Working from the entries below, tally each line that holds "this". Give the tally and nothing else.
SUPPLIED MATERIAL below:
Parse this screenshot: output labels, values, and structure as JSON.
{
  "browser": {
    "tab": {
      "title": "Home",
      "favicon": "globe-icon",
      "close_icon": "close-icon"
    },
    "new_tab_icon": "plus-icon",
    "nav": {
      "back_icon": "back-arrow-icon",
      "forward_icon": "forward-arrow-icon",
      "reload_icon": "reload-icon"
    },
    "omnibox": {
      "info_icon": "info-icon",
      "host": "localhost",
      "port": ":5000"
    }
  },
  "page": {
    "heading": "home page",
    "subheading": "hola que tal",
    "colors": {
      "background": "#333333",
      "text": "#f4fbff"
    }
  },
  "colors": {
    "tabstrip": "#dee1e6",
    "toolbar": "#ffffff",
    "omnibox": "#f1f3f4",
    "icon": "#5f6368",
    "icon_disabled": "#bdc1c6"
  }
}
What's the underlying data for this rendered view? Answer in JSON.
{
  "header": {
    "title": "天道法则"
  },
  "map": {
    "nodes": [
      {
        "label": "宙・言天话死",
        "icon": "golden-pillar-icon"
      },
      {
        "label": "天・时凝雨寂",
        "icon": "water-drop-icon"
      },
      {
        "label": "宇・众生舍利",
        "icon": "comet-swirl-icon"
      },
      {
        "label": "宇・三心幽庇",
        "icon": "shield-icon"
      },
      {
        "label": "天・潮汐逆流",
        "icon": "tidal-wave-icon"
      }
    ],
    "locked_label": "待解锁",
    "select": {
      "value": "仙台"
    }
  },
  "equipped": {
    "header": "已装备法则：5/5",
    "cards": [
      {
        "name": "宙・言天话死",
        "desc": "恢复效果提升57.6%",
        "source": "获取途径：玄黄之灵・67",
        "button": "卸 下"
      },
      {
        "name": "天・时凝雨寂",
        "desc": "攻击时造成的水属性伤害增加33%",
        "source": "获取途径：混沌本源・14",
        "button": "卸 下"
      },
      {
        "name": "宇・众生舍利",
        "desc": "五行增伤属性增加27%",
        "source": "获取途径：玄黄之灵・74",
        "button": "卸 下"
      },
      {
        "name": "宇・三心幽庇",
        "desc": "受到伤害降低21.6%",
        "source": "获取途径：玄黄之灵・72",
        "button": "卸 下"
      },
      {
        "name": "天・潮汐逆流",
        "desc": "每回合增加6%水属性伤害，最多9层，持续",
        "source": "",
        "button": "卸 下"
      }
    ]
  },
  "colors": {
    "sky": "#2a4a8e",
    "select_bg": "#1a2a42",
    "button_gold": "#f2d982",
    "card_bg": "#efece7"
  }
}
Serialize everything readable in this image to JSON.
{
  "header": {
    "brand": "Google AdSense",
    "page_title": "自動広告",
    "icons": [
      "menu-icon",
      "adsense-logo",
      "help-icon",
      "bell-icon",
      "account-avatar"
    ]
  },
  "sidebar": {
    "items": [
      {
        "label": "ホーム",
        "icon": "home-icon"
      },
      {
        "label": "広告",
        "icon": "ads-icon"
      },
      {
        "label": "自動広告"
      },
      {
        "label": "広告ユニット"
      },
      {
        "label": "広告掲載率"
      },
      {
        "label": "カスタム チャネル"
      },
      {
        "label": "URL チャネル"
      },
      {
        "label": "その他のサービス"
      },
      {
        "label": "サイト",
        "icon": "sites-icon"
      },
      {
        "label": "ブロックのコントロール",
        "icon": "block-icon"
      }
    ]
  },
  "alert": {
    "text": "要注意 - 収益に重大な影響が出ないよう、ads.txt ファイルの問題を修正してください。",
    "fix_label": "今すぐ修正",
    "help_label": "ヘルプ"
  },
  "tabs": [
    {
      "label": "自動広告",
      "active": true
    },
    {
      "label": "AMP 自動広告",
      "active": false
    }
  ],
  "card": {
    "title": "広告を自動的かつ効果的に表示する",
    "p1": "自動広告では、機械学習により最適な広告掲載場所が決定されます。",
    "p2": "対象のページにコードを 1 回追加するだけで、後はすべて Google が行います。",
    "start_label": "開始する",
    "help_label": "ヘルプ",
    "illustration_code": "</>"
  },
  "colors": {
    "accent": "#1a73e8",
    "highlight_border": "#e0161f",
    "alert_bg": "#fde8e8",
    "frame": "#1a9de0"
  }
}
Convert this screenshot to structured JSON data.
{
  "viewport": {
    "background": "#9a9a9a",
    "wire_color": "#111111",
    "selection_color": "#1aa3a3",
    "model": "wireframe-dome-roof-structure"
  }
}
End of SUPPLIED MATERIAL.
RESPONSE BOX:
4